According to results of a recent survey, many state CIOs foresee a continued shirking of their state’s IT workforce. The study builds on an issue that gained force a few years ago, when state CIOs had offered anecdotal evidence that states could face a potential shortage of government IT workers in the near future due to anticipated retirements of baby boomers and a waning interest in government IT employment from a younger generation.
The January report, “State IT Workforce: Under Pressure” surveyed forty-two states, finding that nearly two-thirds of state CIOs will have to reduce IT staff in the short-term. At the same time as hiring freezes and the elimination of vacant positions, state CIOs also worry about upcoming retirements and a continued inability to attract top young talent. Nearly a quarter of survey respondents said they predict one-quarter to one-third of their employees will be eligible to retire within the next five years.
“The inevitable wave of baby boomers that will leave the state workforce in the next five years has only compounded the challenges that exist for recruitment and retention of highly qualified IT personnel,” Chad Grant, NASCIO policy analyst and author of the study, said in a statement.
Despite the budget problems facing nearly every state, the recession has had some positive effects: a majority of state CIOs said it has caused many state workers to postpone retirement. And continuing high unemployment has made entry-level positions slightly more attractive, despite nearly 80 percent of state CIOs confirming that state salary rates and pay grade structures presenting a great challenge in attracting and retaining talent.
NASCIO executive director Doug Robinson said, “retirements from of an aging state IT workforce have been a looming issue for the majority of the states and a comparison of NASCIO’s September 2007 findings and our current survey highlights that the recession has only delayed this inevitable tsunami of turnover.”
The top five skills and disciplines presenting the greatest challenge for state CIOs to fill included security, project management, architecture, application and mobile application development and analysis/design.
To read the report in its entirety, click here.

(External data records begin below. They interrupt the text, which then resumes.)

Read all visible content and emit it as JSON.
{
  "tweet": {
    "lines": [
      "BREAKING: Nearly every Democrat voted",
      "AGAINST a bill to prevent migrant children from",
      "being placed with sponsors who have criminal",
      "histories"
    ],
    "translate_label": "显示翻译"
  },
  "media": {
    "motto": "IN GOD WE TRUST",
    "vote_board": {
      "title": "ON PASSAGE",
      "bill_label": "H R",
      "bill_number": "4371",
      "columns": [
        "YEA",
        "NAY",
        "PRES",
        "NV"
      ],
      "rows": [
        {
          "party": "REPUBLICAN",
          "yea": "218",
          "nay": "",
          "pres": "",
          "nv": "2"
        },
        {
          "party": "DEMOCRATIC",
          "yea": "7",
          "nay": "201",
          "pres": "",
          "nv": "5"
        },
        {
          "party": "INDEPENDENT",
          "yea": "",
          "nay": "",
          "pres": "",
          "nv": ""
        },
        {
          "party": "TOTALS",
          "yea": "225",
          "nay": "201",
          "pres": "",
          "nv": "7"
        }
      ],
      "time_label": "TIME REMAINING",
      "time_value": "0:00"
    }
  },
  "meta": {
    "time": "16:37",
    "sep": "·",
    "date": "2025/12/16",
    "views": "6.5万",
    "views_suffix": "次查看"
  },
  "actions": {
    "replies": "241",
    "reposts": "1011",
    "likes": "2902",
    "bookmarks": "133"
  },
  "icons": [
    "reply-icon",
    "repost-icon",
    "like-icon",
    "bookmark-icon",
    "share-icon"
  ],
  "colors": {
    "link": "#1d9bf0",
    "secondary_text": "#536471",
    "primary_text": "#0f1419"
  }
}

This is of course the double-whammy of the downturn, it makes me sad because just when we have many technology tools to improve the day-to-day lives of government staff, we lose some part of our ability to deploy and improve our technology infrastructure. This will move us further down the path of cloud computing and shared services as we try to cope.